- **SOURCE INFORMATION**:
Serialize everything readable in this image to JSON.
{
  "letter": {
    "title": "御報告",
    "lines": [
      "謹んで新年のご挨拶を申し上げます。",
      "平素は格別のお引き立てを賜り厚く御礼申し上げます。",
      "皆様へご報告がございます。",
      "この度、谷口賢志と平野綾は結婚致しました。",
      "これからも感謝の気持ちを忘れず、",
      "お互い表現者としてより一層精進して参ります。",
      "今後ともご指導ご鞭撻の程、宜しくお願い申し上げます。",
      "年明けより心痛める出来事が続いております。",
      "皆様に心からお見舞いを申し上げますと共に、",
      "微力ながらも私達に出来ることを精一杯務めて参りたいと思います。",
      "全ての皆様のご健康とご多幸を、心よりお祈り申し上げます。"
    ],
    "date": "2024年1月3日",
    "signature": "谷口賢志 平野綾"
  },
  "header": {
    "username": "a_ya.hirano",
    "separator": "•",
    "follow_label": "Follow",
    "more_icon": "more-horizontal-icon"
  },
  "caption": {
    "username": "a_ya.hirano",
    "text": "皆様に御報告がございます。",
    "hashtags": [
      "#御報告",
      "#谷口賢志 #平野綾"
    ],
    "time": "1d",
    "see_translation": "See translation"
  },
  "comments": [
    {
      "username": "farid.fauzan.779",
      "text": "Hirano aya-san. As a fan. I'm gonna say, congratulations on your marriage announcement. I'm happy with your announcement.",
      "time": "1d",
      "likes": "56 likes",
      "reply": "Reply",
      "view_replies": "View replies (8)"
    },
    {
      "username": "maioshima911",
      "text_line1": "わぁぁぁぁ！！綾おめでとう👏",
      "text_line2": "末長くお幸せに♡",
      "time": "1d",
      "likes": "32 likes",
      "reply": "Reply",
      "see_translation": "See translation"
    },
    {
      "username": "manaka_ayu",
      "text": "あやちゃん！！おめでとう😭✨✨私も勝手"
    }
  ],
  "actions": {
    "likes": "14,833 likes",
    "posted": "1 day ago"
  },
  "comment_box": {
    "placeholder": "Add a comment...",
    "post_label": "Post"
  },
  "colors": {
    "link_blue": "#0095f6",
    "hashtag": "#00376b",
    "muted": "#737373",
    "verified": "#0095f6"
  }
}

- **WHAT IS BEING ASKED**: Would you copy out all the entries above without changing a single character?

- **RESPONSE BOX**:
Serialize everything readable in this image to JSON.
{
  "letter": {
    "title": "御報告",
    "lines": [
      "謹んで新年のご挨拶を申し上げます。",
      "平素は格別のお引き立てを賜り厚く御礼申し上げます。",
      "皆様へご報告がございます。",
      "この度、谷口賢志と平野綾は結婚致しました。",
      "これからも感謝の気持ちを忘れず、",
      "お互い表現者としてより一層精進して参ります。",
      "今後ともご指導ご鞭撻の程、宜しくお願い申し上げます。",
      "年明けより心痛める出来事が続いております。",
      "皆様に心からお見舞いを申し上げますと共に、",
      "微力ながらも私達に出来ることを精一杯務めて参りたいと思います。",
      "全ての皆様のご健康とご多幸を、心よりお祈り申し上げます。"
    ],
    "date": "2024年1月3日",
    "signature": "谷口賢志 平野綾"
  },
  "header": {
    "username": "a_ya.hirano",
    "separator": "•",
    "follow_label": "Follow",
    "more_icon": "more-horizontal-icon"
  },
  "caption": {
    "username": "a_ya.hirano",
    "text": "皆様に御報告がございます。",
    "hashtags": [
      "#御報告",
      "#谷口賢志 #平野綾"
    ],
    "time": "1d",
    "see_translation": "See translation"
  },
  "comments": [
    {
      "username": "farid.fauzan.779",
      "text": "Hirano aya-san. As a fan. I'm gonna say, congratulations on your marriage announcement. I'm happy with your announcement.",
      "time": "1d",
      "likes": "56 likes",
      "reply": "Reply",
      "view_replies": "View replies (8)"
    },
    {
      "username": "maioshima911",
      "text_line1": "わぁぁぁぁ！！綾おめでとう👏",
      "text_line2": "末長くお幸せに♡",
      "time": "1d",
      "likes": "32 likes",
      "reply": "Reply",
      "see_translation": "See translation"
    },
    {
      "username": "manaka_ayu",
      "text": "あやちゃん！！おめでとう😭✨✨私も勝手"
    }
  ],
  "actions": {
    "likes": "14,833 likes",
    "posted": "1 day ago"
  },
  "comment_box": {
    "placeholder": "Add a comment...",
    "post_label": "Post"
  },
  "colors": {
    "link_blue": "#0095f6",
    "hashtag": "#00376b",
    "muted": "#737373",
    "verified": "#0095f6"
  }
}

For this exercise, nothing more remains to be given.